Before 2007, the firm realized same growth rate that exceeded five percent for 15 consecutive years. This growth helped the company to establish its brand in the market, setting it apart from its rivals. The company maintained “standardization,” which helped it build its brand regardless of its rapid expansion. A lucrative business, the company has manage to merge growth and profitability with its competitive advantage, particularly by espousing strong ethical values (Ivey 7). In the recent years, however, Starbucks is showing weaknesses attributed to high prices, market saturation, and long waits in its stores due to the inexperience of its baristas and managers. The quality of coffee is low, and the food the company provides highly unattractive. With respect to opportunities, coffee culture is growing at a rapid pace globally, providing Starbucks with a chance to go up-market and compete with established coffee firms, especially in the luxurious European market and emerging markets such as China, India, Brazil, and Russia. In this case, Starbucks will manage to cope with the threats posed by Dunkin Donuts, McDonald’s, and Peet’s Coffee & Tea, as well as those resulting from financial crisis and the company’s overexposure in the market (Ivey 8).
Based on the strategic issues that Starbucks is encountering, which contribute to its downfall, the firm should hire additional managers and train its baristas appropriately to help streamline its menus, fill orders faster, and improve the overall services delivered to clients.
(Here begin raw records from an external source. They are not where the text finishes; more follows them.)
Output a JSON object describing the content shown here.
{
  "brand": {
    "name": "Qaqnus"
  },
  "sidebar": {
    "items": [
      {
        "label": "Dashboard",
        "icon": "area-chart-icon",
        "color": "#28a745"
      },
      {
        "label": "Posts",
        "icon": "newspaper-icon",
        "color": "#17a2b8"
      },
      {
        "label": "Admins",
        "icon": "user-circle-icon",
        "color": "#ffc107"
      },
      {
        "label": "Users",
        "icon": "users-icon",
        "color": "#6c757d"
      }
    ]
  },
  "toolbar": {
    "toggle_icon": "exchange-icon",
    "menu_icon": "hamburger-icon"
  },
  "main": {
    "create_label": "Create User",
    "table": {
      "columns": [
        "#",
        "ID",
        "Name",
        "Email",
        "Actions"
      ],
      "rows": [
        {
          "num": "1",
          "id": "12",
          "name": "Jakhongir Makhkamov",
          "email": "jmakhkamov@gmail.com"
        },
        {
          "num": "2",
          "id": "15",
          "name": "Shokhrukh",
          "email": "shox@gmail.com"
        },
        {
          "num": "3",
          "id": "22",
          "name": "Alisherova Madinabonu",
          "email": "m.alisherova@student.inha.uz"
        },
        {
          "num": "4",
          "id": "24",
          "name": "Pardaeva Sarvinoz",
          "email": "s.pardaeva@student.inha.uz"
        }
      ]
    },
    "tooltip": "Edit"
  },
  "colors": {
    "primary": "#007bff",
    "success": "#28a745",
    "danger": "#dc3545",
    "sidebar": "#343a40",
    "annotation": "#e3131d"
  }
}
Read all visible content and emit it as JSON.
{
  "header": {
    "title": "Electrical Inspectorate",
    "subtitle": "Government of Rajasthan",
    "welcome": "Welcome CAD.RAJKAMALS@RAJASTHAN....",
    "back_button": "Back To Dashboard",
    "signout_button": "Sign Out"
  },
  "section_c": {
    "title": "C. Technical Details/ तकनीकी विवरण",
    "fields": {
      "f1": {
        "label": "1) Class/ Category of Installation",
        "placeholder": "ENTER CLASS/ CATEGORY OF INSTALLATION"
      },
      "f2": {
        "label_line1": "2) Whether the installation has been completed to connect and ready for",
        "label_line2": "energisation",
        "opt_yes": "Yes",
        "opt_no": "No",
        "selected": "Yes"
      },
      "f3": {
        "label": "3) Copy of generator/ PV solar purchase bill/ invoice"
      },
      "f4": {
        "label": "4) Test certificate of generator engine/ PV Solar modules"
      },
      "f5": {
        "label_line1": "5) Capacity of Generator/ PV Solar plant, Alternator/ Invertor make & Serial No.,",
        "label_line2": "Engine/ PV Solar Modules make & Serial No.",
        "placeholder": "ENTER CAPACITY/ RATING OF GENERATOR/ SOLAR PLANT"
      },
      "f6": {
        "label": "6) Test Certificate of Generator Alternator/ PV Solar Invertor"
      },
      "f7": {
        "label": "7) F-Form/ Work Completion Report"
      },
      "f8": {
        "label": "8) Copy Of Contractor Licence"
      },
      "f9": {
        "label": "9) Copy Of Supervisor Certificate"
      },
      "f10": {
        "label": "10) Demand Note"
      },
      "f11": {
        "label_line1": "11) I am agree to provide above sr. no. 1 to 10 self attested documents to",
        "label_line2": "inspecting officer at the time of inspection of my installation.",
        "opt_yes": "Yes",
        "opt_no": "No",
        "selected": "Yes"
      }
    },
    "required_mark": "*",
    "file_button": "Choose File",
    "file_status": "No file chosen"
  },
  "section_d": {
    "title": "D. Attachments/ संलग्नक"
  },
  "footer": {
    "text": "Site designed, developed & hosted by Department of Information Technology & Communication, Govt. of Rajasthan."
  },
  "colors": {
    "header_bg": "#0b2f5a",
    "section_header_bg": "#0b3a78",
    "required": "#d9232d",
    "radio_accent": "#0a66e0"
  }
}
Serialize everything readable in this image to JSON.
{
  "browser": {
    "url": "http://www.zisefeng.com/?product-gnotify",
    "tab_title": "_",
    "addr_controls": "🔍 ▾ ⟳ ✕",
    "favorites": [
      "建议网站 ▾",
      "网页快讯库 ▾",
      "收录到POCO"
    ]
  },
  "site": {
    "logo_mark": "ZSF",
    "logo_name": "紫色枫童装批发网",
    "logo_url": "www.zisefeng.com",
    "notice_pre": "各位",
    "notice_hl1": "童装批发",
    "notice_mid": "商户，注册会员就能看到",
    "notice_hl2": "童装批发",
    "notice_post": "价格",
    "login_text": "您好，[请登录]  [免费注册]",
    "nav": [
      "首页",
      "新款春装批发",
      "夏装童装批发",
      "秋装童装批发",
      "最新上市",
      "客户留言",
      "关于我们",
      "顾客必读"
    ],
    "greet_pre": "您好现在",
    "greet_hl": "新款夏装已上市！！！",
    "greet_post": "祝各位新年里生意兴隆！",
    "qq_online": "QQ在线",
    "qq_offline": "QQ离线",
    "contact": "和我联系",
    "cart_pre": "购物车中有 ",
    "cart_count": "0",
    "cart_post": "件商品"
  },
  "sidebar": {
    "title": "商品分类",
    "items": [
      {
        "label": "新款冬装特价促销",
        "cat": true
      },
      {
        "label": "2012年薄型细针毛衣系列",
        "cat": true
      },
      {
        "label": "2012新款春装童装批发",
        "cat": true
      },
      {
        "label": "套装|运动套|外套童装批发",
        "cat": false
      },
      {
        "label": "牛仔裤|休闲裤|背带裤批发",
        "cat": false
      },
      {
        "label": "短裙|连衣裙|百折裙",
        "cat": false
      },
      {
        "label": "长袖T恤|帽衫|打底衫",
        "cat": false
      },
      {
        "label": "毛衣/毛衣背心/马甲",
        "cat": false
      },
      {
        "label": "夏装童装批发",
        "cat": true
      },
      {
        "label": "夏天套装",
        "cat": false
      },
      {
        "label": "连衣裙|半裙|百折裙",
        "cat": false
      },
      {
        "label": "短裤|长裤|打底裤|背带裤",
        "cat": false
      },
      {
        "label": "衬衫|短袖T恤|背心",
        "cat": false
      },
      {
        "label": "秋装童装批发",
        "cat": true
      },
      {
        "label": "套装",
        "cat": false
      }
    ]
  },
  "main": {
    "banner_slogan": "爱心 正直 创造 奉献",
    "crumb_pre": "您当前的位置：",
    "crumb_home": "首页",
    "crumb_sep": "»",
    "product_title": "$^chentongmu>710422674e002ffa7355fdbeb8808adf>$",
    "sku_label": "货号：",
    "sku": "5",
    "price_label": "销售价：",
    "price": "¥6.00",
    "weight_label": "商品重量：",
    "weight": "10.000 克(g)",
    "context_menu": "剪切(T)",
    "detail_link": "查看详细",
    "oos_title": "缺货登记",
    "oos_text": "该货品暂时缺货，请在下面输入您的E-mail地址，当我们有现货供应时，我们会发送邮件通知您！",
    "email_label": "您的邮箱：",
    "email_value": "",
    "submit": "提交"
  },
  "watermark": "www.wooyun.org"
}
The organization should also offer more products and services beyond coffee to address the diverse needs of its clients. The company should also provide its clients with natural food that does not affect their health negatively. In addition, the firm should lower the prices of its products and enforce fair workplace arrangements for it to create a